Canada’s National Museum of Military History was established in 1880, under the auspices of the militia officers of the Ottawa Garrison, as a collection of military artifacts. Over the succeeding years, the collection grew to the point that a larger, dedicated building was needed. By 1942, the Canadian War Museum was officially established and the new building’s design was reminiscent of a bunker. Small windows along the top of the structure spell out, in Morse Code, “Lest We Forget.” The current museum’s exhibits ( which now number more than 500,000 items) are dedicated to conflicts on Canadian soil (some dating back to the first reports of death by armed conflict several hundred years ago), to those in South Africa, World Wars I and II, and the “Cold War.” A stated mission of the museum is to explore the impact of war on Canadian history. As such, the museum does not glorify war, but rather looks at its effect on the human experience. From that perspective, we found this museum to be enlightening.
Originally known as “The Canadian Museum of Military History,” the 137 year old War Museum now boasts over 500,000 items in its collection.
Of course, there are the necessary displays of military vehicles...
...as well as other pieces of military equipment...
...but the museum also exhibits over 13,000 pieces of art...
...and displays of what life was like on the home front during times of conflict.
During the major conflicts (e.g. World Wars I and II), rationing at home became a sacrifice.
Even during the early days of Canada’s existence, life on the home front had its ups and downs.
Sometimes, the conflicts were really close to home, as this diorama of the attack on Quebec by American Rebels in 1775 depicts.
In spite of conflict, life has a way of carrying on,...even prospering.
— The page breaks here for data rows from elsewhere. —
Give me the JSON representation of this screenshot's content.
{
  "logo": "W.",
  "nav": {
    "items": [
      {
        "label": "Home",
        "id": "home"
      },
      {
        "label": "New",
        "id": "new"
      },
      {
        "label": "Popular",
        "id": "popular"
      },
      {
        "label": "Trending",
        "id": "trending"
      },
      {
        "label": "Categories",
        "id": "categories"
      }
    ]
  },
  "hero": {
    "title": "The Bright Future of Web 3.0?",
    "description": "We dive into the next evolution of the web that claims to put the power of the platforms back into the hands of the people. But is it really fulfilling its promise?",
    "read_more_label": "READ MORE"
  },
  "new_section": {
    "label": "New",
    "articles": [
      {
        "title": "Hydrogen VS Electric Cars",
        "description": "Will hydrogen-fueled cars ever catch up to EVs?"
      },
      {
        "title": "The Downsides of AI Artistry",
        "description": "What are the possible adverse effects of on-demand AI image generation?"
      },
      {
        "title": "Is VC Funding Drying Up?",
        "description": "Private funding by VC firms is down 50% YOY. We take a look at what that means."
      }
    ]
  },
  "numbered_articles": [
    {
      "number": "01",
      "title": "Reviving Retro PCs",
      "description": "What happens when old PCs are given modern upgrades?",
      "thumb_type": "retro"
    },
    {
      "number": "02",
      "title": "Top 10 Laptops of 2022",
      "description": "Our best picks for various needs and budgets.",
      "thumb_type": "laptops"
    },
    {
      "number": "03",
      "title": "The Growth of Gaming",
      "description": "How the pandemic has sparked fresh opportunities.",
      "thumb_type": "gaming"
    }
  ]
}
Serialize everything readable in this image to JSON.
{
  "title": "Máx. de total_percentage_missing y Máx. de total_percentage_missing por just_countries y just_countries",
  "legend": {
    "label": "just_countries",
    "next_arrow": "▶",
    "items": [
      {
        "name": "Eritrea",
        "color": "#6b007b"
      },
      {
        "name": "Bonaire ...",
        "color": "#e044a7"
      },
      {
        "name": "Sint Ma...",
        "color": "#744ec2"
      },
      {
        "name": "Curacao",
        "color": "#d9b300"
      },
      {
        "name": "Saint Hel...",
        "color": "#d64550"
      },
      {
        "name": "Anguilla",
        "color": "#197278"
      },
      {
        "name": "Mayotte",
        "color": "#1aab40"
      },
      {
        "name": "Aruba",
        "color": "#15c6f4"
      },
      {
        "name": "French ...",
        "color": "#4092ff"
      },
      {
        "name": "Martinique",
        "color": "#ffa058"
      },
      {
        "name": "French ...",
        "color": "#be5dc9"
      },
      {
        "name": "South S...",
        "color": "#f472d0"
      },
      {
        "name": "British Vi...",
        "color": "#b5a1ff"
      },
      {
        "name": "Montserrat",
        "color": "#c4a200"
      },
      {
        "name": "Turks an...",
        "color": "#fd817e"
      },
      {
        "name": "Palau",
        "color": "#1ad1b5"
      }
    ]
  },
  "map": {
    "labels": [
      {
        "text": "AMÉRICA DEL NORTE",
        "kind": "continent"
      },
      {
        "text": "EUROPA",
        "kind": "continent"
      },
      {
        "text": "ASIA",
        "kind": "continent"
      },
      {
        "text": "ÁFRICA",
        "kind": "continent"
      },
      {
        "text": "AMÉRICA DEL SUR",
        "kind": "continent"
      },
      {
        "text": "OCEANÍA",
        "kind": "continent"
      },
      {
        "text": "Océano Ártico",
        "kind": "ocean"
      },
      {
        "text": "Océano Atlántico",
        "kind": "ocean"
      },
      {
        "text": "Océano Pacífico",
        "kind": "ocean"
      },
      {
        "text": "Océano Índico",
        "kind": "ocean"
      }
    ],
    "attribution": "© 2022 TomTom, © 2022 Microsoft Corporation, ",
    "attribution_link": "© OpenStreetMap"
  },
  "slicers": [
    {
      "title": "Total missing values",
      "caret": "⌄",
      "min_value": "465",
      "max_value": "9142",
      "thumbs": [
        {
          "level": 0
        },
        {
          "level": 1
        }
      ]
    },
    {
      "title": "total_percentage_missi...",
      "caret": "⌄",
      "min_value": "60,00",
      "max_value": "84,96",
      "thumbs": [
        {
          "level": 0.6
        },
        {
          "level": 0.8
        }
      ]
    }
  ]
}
Originally known as the “National Museum of Natural Science”, the Museum of Nature was founded in 1856 by the Geological Survey of Canada (which, itself, was founded in 1842). The original building was built on the site of a former farm field - then known as Appin Place - by a Scottish-born merchant by the name of William Stewart. The Canadian government bought the land in 1905 with the hopes of constructing a stone structure to compliment Parliament Hill. The massive stone structure envisioned required the importing of 300 skilled stone masons from Scotland. While the official title of the structure was the “Victoria Memorial Museum Building,” locals called it “The Castle,” because it was constructed in the style known as “Scottish Baronal” (as the design was based upon that of Hampton Court and Windsor Castle). In 1916, when fire destroyed the Centre Block of Parliament, the museum building became the temporary home of the Senate and House of Commons (1916 to 1919). By 1990, the museum’s name was officially changed to “The Canadian Museum of Nature” and designated a National Historic Site. It now houses more than 14 million specimens.
Known as “The Castle” by locals, the Canadian Museum of Nature was constructed to compliment the buildings of Parliament Hill, less than a mile away....
...and this 1911 photograph shows why the locals called it what they did.
From its four collections (botony, mineralology, paleontology, and zoology) humble beginnings...
...the museum now hosts over fourteen million specimens.
There are exhibits about deep sea exploration...
...including some from the newest technology, such as this drone aerial photo over the artic.
This 4.57 billion year old meteorite was found in Chihuahua, Mexico.
We’ve said it before; we love history and museums. This was a fun place to visit!
Carl and Lorraine Aveni are two retirees planning on traveling through Europe for at least one year.